Today we are very pleased to be able to share the interview we conducted with Severin Fiala recently. We were talking about his new film Goodnight Mommy (which we here at Rumsey’s showered with praise¹), finding out what inspired the dark film and learning lots about the process that he and Veronika Franz (Fiala’s co-writer and co-director) went through in birthing the film, how they approached creating the film’s clinical environment and much more. Read on for our interview….
Hi Severin, thanks for joining us today. Firstly, would you like to give our readers some background on the film?
Well, when I first met Veronika we just started watching films together, and I was delighted to find that she had many of the same interests as me, everything from art films to Friday the 13th, Part VIII. We started working on a documentary [Kern, 2012] about this very impossible arthouse director, Peter Kern, who was always fighting, always shouting. We were asking around, trying to find materials for the documentary, but a lot of other actors seemed too scared of him! But in making the film we realised that we worked together quite well, and we ended up writing the screenplay for Goodnight Mommy at the same time, so we decided to direct that one together, too.
What inspired the storyline for the film?
Actually, there’s a television programme in Germany similar to Total Makeover or something: they take women away for two months or so, and give them all of this plastic surgery, and then at the end they show their new look to the family. But we’d seen episodes where, if you looked closely at the children’s faces, you could see they looked very disturbed. We even saw one where a little girl told her father, “That’s not my mother!”. That was the basic idea, and the rest of the script came out of us working from that idea, trying to see what we could do with it, always trying to surprise each other.

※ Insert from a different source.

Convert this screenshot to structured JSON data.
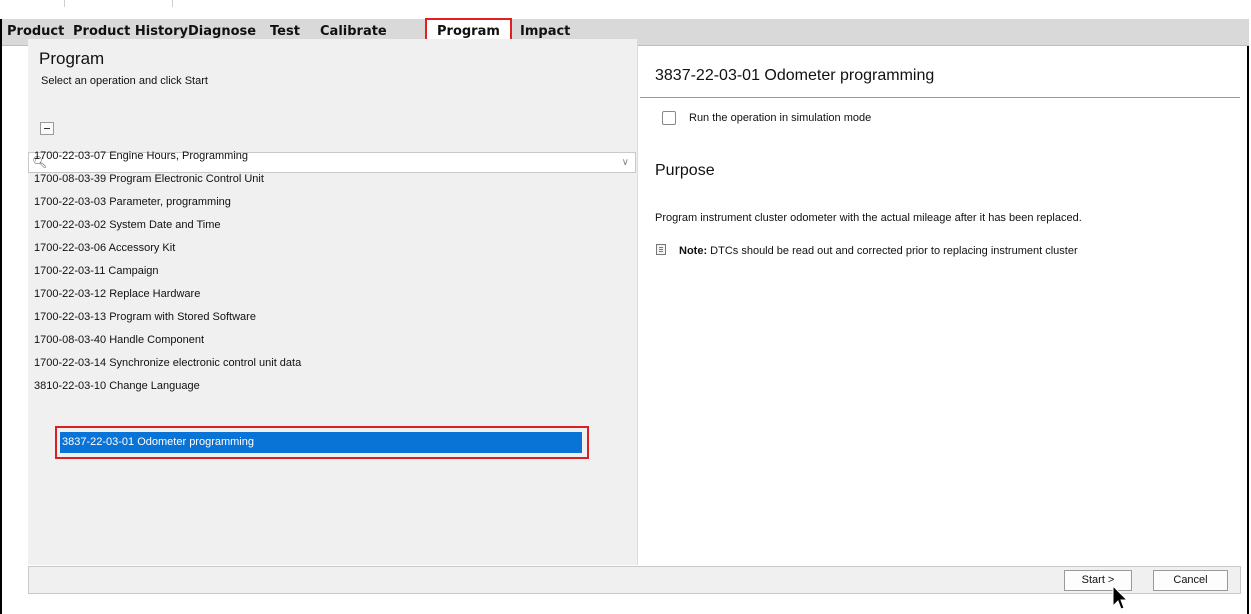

Did you know you were making a horror film all along?
I think it’s a bad idea to start putting films in these categories, to try to compare it to other films. It’s better to focus on the characters, to let it go its own way without any expectations. So we weren’t thinking about it in terms of other horror films, but rather trying to be true to the story. But we love horror, it can be filmmaking at its most essential.
Were there any other films you looked to for inspiration?
Of course, we always try to live up to other films. One in particular was Jack Clayton’s The Innocents, an adaptation of The Turn of the Screw. But there were others – maybe not as many as people think! People often ask us, have you seen this? Or have you seen that? And we have to say “No, sorry, we haven’t”.
Visually, the film makes use of a very precise style – clean, bright, modern – did you find that not making use of the old, dark house altered the approach to the horror film?
We wanted to make the house a reflection of the mother, and so it has to create an environment that’s almost a prison for the boys. It had to be a very strict, very symmetric, very cold environment, and we were more interested in creating something like that than in going back to the haunted house of horror films.
Was it difficult finding the house you used in the film?
Very much. To begin with, we’d actually found a house that we loved, that was exactly what we’d had in mind – the only problem was that there was a highway on one side of it, so as soon as anyone opened a window that meant we’d have to throw out any sound we’d recorded. And we wanted the kids to have an open environment on-set, to be somewhere they would feel comfortable, so we had to find somewhere else. And the house we used belonged to a very rich man, and the problem with rich men is they don’t actually need to hire out their homes, so it’s difficult to get people to go along with it. Plus once we got in there, we had to throw practically everything out, remodel everything.
So had you had a definite idea of what your house had to be like from the start? Or did you allow circumstances to alter what had been scripted?
No, the script was quite precise. We didn’t end up altering the script very much at all – although, we didn’t want the boys to learn the script, because then what you have is child actors repeating lines they’ve learned. So we used almost games – we had the other actors in the film trying to lead the boys to where we wanted them to go, and their responses in the film are often quite genuine because we also shot the film in chronological order, so they didn’t know where this story was taking them.
And what did you look for when you were casting them?
Well, we were limited by needing to work with young actors, in the area, who were twins, who were available. And then, the main thing we looked for is a sense of having something secret – most of the film is quite superficial, everything that happens is only on the surface, so we needed actors who, when you looked at them, you sensed something hidden.
Was it difficult shooting with the boys? The film has a number of fairly disturbing scenes; was that something you wanted to shield them from?
No, the film is very technical, when you’re actually there on set – if it looks very dark and disturbing on film, it’s very different on set, so the boys never had to see anything disturbing or feel that there was something wrong. There were times, like when the blood comes out of the mother’s mouth, that we had to be careful, but there were always people around and I don’t think they ever felt anything about it. The worst thing was boredom, but I don’t think that was too much of a problem either. In fact, they told me it was the best Summer of their lives doing the film!
Goodnight Mommy is released today (4th March) in UK cinemas, will you be checking it out? Let us know in the comment box below!